Now Coventry has dusted the machine off and is ready to start typing again, in a different font.
“There were times in the past when I just used to go out and swing at everything, but I feel that now my game is more controlled. I actually feel I am batting better than I ever have,” Coventry told ESPNcricinfo.
The proof does not lie in his recall to the national team after a four-year absence, because Coventry does not have domestic statistics to back up his return. He has not played in Zimbabwe’s structures since 2013. It lies in the more measured, mature outlook Coventry has on the game, which he learned through stints at club level.
He has been part of a Dubai’s Wings SRT XI and Johannesburg’s Wanderers. With them, Coventry has been part of teams that have won the league. The former was a job, where Coventry played as an overseas professional, the latter a hobby while he set himself up as a resident in South Africa.
Since January, Coventry has been coaching cricket at the King Edward VII Preparatory School, the junior school of King Edward High School, which produced players like Jimmy Cook, Neil McKenzie and Graeme Smith. Down the road, at St Johns, Stuart Matsikenyeri has a similar position. Matsikenyeri was recalled for the World Cup and Coventry made contact with Zimbabwe shortly after to discuss the possibility of a comeback to the highest level, albeit in limited capacity.
“I can’t go back to Zimbabwe permanently because I have a full-time job, but I jumped at the chance to be involved somehow, especially with 20-over cricket,” Coventry explained. It’s not very dissimilar to the many freelance T20 cricketers who play across various premier leagues, but are limited to one country.
“My plan is to go up a few days beforehand when there is a series, train with the squad and play a few games.
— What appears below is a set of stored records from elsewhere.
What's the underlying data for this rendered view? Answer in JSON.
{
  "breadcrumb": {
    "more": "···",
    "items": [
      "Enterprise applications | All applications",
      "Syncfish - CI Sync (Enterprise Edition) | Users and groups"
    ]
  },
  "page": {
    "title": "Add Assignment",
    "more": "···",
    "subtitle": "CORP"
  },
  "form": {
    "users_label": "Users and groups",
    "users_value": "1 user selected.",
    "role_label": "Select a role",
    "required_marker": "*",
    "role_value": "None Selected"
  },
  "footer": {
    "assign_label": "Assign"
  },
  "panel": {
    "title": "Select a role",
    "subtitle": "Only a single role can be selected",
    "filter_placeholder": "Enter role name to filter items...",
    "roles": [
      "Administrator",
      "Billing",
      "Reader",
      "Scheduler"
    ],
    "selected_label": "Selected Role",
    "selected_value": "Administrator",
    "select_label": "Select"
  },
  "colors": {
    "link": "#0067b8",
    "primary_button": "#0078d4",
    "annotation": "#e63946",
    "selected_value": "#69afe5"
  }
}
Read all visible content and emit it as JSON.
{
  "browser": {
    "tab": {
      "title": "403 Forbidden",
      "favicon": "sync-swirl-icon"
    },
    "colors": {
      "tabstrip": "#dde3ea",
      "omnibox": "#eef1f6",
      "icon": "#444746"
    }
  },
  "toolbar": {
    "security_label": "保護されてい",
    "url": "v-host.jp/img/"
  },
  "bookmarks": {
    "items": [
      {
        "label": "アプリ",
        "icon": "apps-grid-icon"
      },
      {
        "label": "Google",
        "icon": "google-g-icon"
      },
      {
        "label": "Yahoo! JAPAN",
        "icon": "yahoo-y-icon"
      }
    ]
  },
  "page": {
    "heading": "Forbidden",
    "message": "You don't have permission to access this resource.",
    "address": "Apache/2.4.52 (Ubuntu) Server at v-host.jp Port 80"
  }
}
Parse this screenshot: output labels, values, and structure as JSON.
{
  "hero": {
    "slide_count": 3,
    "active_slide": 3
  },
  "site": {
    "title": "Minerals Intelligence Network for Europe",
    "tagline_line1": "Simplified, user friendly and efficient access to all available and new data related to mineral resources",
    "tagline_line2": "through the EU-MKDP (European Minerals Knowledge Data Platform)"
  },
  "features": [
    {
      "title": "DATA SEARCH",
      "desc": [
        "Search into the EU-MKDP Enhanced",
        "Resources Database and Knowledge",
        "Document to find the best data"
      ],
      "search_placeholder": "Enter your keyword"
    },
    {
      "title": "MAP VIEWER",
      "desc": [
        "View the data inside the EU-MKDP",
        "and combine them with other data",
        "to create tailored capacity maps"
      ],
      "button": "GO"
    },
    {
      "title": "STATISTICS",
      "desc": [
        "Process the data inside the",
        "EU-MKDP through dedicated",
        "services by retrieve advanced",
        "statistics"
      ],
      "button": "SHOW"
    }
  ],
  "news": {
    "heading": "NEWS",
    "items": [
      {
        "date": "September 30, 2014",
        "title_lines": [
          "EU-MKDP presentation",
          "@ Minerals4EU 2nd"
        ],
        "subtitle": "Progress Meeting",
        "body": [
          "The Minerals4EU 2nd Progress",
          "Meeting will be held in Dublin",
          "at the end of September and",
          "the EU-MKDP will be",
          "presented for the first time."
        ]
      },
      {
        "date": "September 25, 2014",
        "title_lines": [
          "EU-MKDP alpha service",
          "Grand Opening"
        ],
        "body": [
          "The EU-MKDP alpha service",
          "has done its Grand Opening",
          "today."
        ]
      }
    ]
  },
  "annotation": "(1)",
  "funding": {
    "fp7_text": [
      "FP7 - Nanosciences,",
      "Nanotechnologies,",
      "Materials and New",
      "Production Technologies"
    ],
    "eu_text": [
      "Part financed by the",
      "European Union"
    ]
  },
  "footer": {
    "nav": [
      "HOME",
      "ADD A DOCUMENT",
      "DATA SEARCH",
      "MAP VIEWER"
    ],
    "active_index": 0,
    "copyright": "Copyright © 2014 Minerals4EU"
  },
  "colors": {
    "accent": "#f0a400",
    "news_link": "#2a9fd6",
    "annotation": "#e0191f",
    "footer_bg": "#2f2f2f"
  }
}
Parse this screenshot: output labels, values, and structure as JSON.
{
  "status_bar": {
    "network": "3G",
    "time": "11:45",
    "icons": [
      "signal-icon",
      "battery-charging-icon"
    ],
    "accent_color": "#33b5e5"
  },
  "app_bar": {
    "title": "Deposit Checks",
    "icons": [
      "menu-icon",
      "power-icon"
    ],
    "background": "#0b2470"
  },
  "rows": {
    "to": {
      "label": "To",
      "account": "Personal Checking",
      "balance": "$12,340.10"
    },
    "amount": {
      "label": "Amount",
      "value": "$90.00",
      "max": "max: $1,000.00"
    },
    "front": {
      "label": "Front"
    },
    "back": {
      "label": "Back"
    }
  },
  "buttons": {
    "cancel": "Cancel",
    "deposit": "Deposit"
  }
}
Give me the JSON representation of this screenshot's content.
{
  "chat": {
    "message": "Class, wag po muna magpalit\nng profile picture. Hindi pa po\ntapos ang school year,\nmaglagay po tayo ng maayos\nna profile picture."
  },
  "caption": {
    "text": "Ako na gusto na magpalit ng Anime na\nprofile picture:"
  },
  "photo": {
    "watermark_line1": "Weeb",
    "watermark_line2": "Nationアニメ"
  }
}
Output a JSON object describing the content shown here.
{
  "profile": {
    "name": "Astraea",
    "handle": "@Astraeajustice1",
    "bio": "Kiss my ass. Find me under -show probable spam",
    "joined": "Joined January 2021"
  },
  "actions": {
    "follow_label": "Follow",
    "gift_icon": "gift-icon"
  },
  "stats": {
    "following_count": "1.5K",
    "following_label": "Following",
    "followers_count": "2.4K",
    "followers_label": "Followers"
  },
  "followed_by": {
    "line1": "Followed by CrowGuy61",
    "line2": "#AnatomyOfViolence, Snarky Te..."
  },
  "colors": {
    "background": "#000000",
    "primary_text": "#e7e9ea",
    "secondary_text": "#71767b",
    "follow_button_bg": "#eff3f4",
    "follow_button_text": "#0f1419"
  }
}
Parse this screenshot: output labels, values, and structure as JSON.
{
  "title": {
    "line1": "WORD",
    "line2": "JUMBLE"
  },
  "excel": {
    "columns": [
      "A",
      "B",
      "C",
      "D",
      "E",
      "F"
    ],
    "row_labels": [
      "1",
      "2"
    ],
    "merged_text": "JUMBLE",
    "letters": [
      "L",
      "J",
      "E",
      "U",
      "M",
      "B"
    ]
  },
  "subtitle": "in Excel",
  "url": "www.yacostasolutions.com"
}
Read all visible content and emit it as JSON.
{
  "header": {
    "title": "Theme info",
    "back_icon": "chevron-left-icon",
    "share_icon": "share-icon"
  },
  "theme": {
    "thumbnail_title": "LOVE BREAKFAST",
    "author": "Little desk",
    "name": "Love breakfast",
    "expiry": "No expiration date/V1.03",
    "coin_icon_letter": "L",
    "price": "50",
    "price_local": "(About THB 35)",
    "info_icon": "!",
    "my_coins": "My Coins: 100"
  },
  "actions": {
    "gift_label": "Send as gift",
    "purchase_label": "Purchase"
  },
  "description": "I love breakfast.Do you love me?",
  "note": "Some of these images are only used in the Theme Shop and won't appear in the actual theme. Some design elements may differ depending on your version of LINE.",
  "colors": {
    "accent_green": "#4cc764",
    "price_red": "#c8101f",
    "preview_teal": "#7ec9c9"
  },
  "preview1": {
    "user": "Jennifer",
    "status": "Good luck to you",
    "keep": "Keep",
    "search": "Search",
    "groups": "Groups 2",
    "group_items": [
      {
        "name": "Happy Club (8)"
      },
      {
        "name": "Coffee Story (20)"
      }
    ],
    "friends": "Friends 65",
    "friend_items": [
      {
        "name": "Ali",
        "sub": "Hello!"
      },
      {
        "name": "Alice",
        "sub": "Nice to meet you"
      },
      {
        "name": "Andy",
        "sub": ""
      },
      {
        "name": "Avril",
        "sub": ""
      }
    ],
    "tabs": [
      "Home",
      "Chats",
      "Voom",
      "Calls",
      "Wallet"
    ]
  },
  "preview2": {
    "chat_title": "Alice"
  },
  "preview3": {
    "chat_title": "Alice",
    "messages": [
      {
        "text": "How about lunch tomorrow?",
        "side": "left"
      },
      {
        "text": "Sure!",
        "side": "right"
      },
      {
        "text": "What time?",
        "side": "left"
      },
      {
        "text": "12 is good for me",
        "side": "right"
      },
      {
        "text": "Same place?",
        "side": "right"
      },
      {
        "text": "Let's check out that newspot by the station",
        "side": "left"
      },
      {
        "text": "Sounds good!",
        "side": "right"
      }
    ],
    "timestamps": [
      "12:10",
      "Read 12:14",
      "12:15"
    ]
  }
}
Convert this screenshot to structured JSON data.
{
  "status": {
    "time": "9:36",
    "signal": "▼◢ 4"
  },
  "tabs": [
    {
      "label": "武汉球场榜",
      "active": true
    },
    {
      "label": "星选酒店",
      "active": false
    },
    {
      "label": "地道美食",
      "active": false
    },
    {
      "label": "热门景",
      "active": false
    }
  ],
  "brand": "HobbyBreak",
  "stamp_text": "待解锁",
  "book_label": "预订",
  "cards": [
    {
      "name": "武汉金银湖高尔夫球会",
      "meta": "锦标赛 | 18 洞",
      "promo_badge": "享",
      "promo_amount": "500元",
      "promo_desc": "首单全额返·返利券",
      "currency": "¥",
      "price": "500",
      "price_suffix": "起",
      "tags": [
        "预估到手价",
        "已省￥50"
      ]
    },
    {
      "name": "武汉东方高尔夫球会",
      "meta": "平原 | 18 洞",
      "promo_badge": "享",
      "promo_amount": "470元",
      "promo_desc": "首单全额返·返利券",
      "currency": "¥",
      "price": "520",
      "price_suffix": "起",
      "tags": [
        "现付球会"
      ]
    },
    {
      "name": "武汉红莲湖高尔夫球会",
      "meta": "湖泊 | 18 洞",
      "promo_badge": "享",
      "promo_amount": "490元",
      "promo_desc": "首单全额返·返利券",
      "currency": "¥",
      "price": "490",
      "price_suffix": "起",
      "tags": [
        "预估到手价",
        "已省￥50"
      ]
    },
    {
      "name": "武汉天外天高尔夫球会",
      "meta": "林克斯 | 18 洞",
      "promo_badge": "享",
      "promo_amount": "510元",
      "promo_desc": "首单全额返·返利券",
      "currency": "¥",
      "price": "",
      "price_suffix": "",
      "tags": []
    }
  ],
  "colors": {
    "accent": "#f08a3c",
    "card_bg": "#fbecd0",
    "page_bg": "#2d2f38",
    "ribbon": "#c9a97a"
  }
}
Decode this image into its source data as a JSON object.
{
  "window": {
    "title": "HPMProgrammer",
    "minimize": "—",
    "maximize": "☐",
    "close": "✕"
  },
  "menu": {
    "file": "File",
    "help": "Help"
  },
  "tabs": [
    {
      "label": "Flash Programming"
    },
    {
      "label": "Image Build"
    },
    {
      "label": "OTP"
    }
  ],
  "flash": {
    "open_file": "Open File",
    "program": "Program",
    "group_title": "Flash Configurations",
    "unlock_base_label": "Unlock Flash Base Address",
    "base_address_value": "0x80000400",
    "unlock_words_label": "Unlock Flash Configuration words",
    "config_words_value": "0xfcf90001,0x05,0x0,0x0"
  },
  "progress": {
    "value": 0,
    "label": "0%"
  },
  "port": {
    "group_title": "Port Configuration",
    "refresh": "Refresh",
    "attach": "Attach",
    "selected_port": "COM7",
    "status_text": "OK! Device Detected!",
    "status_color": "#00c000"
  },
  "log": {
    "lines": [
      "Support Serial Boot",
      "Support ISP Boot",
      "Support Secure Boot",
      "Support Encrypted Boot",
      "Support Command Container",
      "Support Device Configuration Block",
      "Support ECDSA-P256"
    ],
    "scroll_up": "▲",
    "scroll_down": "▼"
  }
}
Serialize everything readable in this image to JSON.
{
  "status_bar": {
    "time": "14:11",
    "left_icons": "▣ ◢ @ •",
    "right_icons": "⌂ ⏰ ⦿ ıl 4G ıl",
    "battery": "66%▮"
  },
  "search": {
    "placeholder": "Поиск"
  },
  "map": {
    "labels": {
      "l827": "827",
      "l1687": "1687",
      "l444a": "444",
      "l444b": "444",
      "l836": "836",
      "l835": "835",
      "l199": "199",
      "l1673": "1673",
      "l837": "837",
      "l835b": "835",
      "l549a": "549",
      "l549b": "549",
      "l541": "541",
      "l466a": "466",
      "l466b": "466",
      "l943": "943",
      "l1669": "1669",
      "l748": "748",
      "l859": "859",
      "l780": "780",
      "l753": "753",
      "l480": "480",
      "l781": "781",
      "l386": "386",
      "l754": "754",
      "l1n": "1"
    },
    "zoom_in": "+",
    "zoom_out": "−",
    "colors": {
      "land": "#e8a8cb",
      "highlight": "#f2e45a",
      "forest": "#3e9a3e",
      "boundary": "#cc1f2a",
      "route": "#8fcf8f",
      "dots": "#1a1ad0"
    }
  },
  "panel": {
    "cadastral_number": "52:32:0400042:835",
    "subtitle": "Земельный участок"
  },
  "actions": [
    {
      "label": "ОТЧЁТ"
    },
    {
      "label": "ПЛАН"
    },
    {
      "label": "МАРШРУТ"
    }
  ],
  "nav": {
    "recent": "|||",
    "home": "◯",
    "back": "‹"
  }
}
I also plan to play in the Zimbabwe domestic T20 competition.”
The World T20 next year is in his sights, but only peripherally so. Instead, it’s just the opportunity to play some international cricket and contribute to a Zimbabwean set-up that is making strides towards recovery following years of stagnation and strife. — cricinfo